How paul mccartney, david ogilvy and the wwf ad account got me fired

What on earth was I thinking? Linda was a member of Wings; she would certainly involve Paul, as he was, apart from being her husband, the band’s leader. So, Wings would almost certainly be the band that backed Linda and that would mean Paul would be doing it, anyhow, even if Linda composed the song and sang it solo. But, no, in my pigheadedness, I wanted Paul to say yes.

Then the second note, which arrived a couple of days later, made my heart thump even more. In fact, it seemed to split my heart into two, one half remained where it was, thumping away, whilst the other half went up my throat and into my head and was banging around inside it, whilst my pulse was hammering in my ears.


David had very clear and heavily entrenched views and rules about advertising and how it worked. And one of his rules was you don’t get pop stars to make commercials about serious organisations. Fine for chewing gum. Not the WWF. My, how things have changed with Bob Geldof and the parade of stars that were used to promote Live Aid.

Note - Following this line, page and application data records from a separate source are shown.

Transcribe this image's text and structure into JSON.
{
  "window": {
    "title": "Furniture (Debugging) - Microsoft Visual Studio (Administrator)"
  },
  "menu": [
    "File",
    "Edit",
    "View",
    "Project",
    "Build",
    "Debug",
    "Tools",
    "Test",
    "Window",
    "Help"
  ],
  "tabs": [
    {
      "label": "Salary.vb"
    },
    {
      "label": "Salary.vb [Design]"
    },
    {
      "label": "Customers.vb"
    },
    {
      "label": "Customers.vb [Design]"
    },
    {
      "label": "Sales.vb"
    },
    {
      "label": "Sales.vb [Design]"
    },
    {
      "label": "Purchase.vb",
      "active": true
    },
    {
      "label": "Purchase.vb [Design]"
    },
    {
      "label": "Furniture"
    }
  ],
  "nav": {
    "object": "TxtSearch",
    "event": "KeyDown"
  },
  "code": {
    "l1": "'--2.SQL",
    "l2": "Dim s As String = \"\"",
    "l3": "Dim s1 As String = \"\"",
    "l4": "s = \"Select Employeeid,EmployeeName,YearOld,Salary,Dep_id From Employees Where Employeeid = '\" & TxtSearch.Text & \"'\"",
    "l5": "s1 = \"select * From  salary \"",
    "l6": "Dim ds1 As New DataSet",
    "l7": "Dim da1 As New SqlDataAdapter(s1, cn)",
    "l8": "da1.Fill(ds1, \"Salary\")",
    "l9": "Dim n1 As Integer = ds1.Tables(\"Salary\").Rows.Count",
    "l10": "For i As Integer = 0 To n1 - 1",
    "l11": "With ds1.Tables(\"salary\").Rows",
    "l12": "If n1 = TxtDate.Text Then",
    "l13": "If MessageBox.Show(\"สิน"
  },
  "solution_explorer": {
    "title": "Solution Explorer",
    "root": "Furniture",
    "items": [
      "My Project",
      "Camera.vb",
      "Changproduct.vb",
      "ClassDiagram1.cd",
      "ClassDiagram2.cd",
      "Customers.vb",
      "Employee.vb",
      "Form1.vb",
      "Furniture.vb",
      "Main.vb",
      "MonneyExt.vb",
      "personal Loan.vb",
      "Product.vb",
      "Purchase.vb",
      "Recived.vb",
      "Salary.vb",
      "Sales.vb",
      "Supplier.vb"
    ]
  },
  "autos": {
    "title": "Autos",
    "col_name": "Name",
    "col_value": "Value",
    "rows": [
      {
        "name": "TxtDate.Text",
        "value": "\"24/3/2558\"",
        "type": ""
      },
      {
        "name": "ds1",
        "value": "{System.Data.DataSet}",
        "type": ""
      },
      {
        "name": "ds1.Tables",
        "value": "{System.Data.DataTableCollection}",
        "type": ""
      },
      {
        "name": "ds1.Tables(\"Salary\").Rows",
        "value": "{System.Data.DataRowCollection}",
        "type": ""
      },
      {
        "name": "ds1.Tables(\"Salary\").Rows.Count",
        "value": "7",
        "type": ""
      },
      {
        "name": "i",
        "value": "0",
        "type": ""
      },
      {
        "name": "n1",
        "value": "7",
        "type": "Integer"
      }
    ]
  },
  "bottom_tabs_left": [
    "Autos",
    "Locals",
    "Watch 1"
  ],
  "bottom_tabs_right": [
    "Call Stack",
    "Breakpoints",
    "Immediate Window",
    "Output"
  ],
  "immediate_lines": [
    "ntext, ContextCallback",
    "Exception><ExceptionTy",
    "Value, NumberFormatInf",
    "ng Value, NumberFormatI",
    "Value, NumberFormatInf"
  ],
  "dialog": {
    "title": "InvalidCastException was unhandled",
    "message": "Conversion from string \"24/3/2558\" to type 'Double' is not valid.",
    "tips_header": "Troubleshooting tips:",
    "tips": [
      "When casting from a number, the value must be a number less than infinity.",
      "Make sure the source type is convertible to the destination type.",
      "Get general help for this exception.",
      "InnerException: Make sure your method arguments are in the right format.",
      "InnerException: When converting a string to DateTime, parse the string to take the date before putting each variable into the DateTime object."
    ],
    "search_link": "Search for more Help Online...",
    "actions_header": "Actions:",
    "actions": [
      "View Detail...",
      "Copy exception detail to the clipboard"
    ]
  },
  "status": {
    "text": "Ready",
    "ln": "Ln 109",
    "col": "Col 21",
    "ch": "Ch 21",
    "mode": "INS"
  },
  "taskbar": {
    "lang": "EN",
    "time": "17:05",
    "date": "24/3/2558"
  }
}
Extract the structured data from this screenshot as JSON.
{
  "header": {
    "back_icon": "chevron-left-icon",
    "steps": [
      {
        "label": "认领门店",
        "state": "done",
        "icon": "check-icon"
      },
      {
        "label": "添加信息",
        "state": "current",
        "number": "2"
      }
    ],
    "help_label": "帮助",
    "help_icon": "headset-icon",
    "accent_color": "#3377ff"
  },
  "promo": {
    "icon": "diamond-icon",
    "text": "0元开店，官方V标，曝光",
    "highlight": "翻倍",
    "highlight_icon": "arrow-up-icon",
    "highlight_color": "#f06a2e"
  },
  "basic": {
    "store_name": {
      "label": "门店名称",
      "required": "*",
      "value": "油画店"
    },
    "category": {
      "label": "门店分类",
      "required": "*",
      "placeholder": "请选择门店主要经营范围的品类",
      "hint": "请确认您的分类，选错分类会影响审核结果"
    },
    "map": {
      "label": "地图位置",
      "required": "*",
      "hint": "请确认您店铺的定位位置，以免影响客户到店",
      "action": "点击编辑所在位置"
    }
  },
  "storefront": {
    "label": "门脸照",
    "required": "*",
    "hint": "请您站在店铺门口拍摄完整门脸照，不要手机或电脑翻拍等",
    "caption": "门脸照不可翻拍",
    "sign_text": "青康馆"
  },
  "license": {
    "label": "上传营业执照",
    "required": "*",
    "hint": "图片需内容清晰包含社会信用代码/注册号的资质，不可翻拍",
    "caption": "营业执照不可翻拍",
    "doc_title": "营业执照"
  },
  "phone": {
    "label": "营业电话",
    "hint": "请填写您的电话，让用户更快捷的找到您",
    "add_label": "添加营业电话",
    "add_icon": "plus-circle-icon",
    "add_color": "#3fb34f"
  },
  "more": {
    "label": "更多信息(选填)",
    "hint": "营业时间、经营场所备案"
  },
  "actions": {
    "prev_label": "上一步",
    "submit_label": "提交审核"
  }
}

What David, a man who at that stage was around 70 years of age, and quite set in his ways, failed to comprehend was that Paul McCartney was no longer a long-haired hippy youth but a happily-married family man of around 40 years of age. He was a man of considerable standing; he was an MBE (and later knighted, Sir Paul McCartney). A man who passionately shared the same values as WWF and who had a massive following, no longer from the teenage idols with no spare cash in their pockets for WWF but from the all-important 40-plus target market who we were trying to persuade to donate a little of their income to WWF.

He also failed to realise that he was, like so many big bosses, surrounded by sycophants. Those within Ogilvy and Mather, and those within WWF. Although David professed to hate politics, "Fire incurable politicians!" and "I hate toadies!"; he just didn’t recognise it in those that sadly croaked "yes, yes," and "you’re absolutely right, David!" responses to everything he said. In short, they guarded him from reality. In fact, I remember having a conversation with Ingerborg ‘Borgie’ Baton, his head of typography for 35 years, whom David said was, "an angel and a genius". Borgie was visiting me in the Brussels office before David’s impending arrival. We were having a light lunch out of the office.

So I was encouraged to stick to my guns, for David also preached that he wanted people in Ogilvy & Mather "who grasped the nettle". Indeed, he describes the ideal characteristic of an Ogilvy & Mather senior manager as someone who has "guts, grace, charm, honesty, and someone with fire in their belly".

The voice at the other end was jolly and welcoming. "Hello Aubrey. I was expecting your call. You’re absolutely right about this McCartney thing. McCartney is right for the brand. It’s a fabulous idea." I felt much relieved. At last, here was someone who would speak out loud and back me up. Thank goodness for that.

"I can’t back you. Look, you’ve opened a real can of worms here. WWF is his pet account. He was one of the founders. Getting McCartney is a really hot idea, but it goes against David’s rule, you know, the one about…" and then he changed his voice into that of mimicking a preacher, "…singing is for chewing gum and not for a serious organisation like WWF, and all that stuff."

"Aubrey, you are right. We are right. But I hear from everybody in WWF that David is like a bear with two sore heads. Your people are backing away, and, how do you say in English, ‘licking the bottom of David’. They agree with David. They have to. To agree with you would be career limiting. David is being very stubborn."

I hadn’t slept much, and it wasn’t because I was staying awake like some five-year old waiting up all night for the arrival of Father Christmas; I was awake because I was awaiting the arrival of David Ogilvy: The Holy Spook. I was awake because I was preparing my defense. "Look David you are a man in your 70s. You are cosseted by those who surround you. No one tells you the truth. You haven’t been out in the real world for years. You don’t travel much as you hate flying. So, you don’t see much. You are out of touch. Get out of that castle, into the street. Talk to the real 40-year olds.

Of course, thank goodness, I told myself on my second night of wide-awake sleeplessness, leave that tack alone. It would work better if you were more objective Aubrey, try something like, "I understand your concerns, David". The brief is, let us remind ourselves, to reach the affluent 40-year olds we need something or someone that can ‘engage them’ and ‘resonate’ with them. Someone who they can look up to…"

So, there we sat in the managing director’s office. David was drinking tea and smoking our cigarettes, Dunhill tipped. He never had his own (he usually smoked a pipe anyway) and never carried any money ("A true Scot," said someone, "short arms and barbed-wire in his pockets").

Still reeling from the Holy Spook’s lack of willingness to debate (probably due to the fact he had consulted the sycophantic ones), and his ultimate power of, metaphorically speaking, "sending one shamefully to the guillotine," I received the ultimate insult.

"Yes. Fuck off. Fuck off. Paul has only done one piece of commercial music and that was for that Bond thing, Live and Let Die. He’s not doing any more." He said "that Bond thing" with some considerable distaste in his voice, and then he continued, "He’s not doing anymore. Do you understand?"